He did not wing it (as some do when their audience is supposedly less discerning and less worthy of the excellence due adults).
He spoke to them powerfully and profoundly (in distinction from those who talk down to or dumb-down a message for an audience they assume to be non-discerning and non-intellectual).
He spoke to them directly and articulately (treating them with the respect and honor that every person deserves).
He spoke to them kindly and firmly (believing that they didn’t primarily need either reprimands for their youthful inclinations or disingenuous coddling for their still-developing identities).
He spoke to them for exactly 20 minutes – shorter than his standard speech, perfect for that particular audience. Because he prepared well and knew his audience, the 20 minutes felt like less. Listeners today will wish he’d said more. I suspect his original listeners felt the same way.
King’s topic was specific to the culture and society of that time, and I clearly recognize my personal inability to deconstruct and understand the full impact of his message in its original social and cultural context.
But it was also specific to the AGE of his audience.
He knew to whom he spoke, and he adjusted his message, style, and content accordingly.
Most importantly of all, he took them seriously (which I consider to be a non-negotiable hallmark of good middle school/junior high ministry leaders).
- He thanked them kindly for inviting him – thanked junior high students.
- He said he was delighted to be with them – with junior high students.
- He called them ladies and gentlemen – those junior high students.
- He referred to them as a very fine and enthusiastic group – those junior high students.

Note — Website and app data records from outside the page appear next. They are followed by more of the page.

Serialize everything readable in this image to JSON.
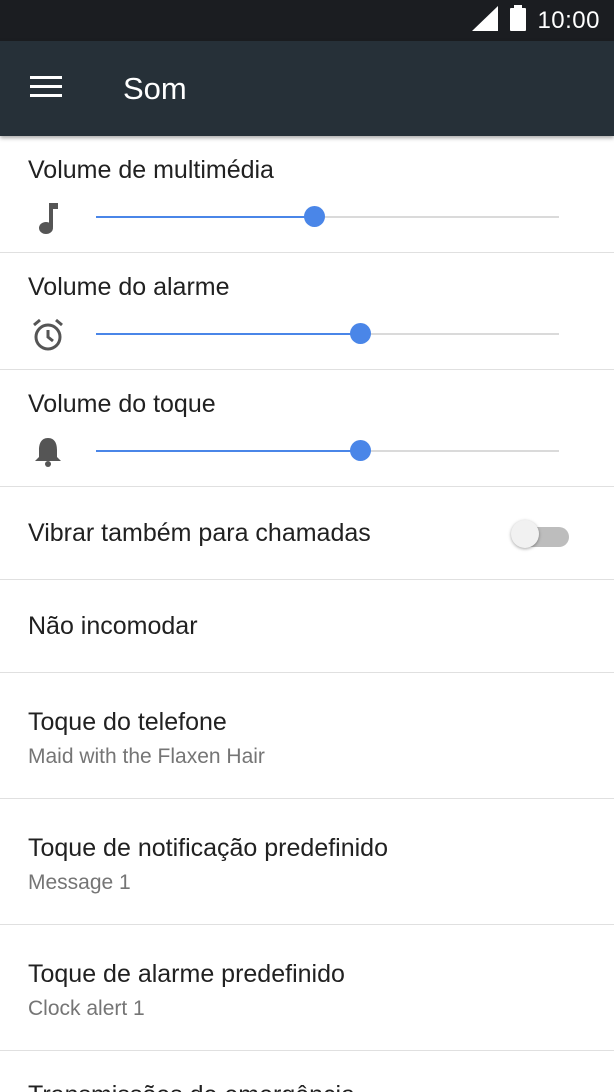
{
  "status_bar": {
    "time": "10:00",
    "icons": [
      "signal-icon",
      "battery-icon"
    ]
  },
  "app_bar": {
    "title": "Som",
    "menu_icon": "hamburger-menu-icon"
  },
  "colors": {
    "accent": "#4a86e8",
    "app_bar": "#263038",
    "status_bar": "#1b1d21"
  },
  "volumes": [
    {
      "label": "Volume de multimédia",
      "icon": "music-note-icon",
      "level": 0.47
    },
    {
      "label": "Volume do alarme",
      "icon": "alarm-clock-icon",
      "level": 0.57
    },
    {
      "label": "Volume do toque",
      "icon": "bell-icon",
      "level": 0.57
    }
  ],
  "vibrate": {
    "label": "Vibrar também para chamadas",
    "enabled": false
  },
  "do_not_disturb": {
    "label": "Não incomodar"
  },
  "ringtones": [
    {
      "title": "Toque do telefone",
      "value": "Maid with the Flaxen Hair"
    },
    {
      "title": "Toque de notificação predefinido",
      "value": "Message 1"
    },
    {
      "title": "Toque de alarme predefinido",
      "value": "Clock alert 1"
    }
  ],
  "emergency": {
    "title": "Transmissões de emergência"
  }
}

- He encouraged them to invite their parents to, and to attend with them, an important event that evening – an event most people would exclude junior high students from.
Perhaps most importantly, he asked them a deep and meaningful question:

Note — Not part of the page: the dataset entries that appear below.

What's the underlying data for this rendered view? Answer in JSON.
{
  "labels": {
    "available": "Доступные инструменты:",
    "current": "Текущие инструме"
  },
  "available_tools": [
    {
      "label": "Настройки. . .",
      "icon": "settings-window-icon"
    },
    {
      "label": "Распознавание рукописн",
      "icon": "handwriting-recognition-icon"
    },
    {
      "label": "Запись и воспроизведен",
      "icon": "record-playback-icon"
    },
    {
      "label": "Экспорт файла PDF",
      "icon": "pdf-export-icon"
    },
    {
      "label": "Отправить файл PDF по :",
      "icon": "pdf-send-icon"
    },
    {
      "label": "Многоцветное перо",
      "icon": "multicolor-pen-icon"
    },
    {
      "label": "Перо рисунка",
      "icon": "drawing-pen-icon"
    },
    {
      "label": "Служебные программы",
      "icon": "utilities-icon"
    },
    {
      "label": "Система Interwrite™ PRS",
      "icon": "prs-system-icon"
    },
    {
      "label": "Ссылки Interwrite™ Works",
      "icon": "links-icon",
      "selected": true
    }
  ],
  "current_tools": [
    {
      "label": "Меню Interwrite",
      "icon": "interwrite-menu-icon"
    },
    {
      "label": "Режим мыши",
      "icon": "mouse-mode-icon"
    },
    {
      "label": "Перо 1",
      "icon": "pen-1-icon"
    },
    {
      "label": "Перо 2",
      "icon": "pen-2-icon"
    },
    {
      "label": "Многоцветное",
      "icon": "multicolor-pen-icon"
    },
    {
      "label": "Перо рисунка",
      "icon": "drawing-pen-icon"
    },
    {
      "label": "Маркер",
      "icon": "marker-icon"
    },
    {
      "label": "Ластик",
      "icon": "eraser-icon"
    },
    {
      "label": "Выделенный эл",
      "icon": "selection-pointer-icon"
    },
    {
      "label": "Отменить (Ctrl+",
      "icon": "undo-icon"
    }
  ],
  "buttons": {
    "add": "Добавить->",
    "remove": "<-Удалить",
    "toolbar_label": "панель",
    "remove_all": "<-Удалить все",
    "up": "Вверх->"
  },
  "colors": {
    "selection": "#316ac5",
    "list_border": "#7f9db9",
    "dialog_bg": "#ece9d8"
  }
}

“What is in your life’s blueprint? This is a most important and crucial period of your lives, for what you do now and what you decide now at this age may well determine which way your life shall go.”
“Whenever a building is constructed you usually have an architect who draws you a blueprint, and that blueprint serves as the pattern, the guide, as the model, for those who are to build the building. And a building is not well-erected without a good, sound, and solid blueprint.”
“Now each of you is in the process of building the structure of your lives, and the question is whether you have a proper, a solid, and as found blueprint. And I want to suggest some of the the things that should be in your life’s blueprint.”
His three-point answer (being the good Southern Baptist preacher that he was) rings true today:
- Have a deep belief in your own dignity, your own worth, and your own “somebodiness.” Don’t allow anyone to make you feel that you are nobody. Always feel that you count, that you have worth, and always feel that your life has ultimate significance.
- You must have as a basic principle the determination to achieve excellence in your various fields of endeavor. You’re going to be deciding as the days and years unfold what you will do in your life, what you life’s work will be. When you discover what it will be, set out to do it and to do it well.
- Have a deep commitment to the eternal principles of beauty, love and justice. Don’t allow anybody to pull you so low as to make you hate them. Don’t allow anybody to cause you to lose your self-respect to the point that you do not struggle for justice. However young you are, you have a responsibility to seek to make your nation a better nation in which to live. You have a responsibility to seek to make life better for everybody…I believe we can transform yesterdays of injustice to tomorrows of justice and humanity.
He spoke poetically, meaningfully, and articulately – to junior high students.
He spoke of important, significant, and culturally important issues – to junior high students.
He spoke of responsibility, decision-making, and maturity – to junior high students.
May we continue to take seriously not just the message of King’s speech on this particular day (a message which is timeless), but also the profound beauty of how and to whom he delivered it.
Our junior high and middle school students deserve at least that much from each of us.